# Data records for software interfaces:
########################################
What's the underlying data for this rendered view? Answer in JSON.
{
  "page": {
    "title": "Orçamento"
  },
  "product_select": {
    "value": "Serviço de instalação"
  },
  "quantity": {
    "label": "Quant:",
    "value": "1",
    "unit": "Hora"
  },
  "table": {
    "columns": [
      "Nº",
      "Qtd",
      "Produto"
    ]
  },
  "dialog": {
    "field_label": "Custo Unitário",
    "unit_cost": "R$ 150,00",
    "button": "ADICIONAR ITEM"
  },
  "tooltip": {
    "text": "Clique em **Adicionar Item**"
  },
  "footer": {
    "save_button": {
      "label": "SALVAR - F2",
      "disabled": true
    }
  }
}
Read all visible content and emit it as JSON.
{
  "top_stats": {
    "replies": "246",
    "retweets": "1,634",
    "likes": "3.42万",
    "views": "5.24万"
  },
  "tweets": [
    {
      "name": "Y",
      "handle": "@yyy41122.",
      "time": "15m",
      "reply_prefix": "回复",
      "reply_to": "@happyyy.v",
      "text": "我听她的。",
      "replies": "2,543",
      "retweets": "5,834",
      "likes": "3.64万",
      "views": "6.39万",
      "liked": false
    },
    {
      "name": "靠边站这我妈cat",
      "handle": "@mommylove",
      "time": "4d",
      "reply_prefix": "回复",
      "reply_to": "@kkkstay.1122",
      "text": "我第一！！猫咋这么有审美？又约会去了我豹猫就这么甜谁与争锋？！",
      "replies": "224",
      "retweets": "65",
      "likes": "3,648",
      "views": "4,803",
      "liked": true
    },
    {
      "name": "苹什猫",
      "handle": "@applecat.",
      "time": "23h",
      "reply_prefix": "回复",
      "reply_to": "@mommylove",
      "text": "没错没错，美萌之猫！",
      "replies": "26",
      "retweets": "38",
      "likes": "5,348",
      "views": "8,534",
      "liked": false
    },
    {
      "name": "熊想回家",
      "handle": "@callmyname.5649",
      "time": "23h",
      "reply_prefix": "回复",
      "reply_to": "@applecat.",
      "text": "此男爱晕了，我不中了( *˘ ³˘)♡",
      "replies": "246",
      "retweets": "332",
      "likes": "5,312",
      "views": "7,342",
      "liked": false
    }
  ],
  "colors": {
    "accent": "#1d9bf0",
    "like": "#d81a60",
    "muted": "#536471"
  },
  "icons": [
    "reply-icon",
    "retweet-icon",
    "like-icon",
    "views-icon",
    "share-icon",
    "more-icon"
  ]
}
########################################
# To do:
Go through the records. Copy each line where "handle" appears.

# Exercise response:
      "handle": "@yyy41122.",
      "handle": "@mommylove",
      "handle": "@applecat.",
      "handle": "@callmyname.5649",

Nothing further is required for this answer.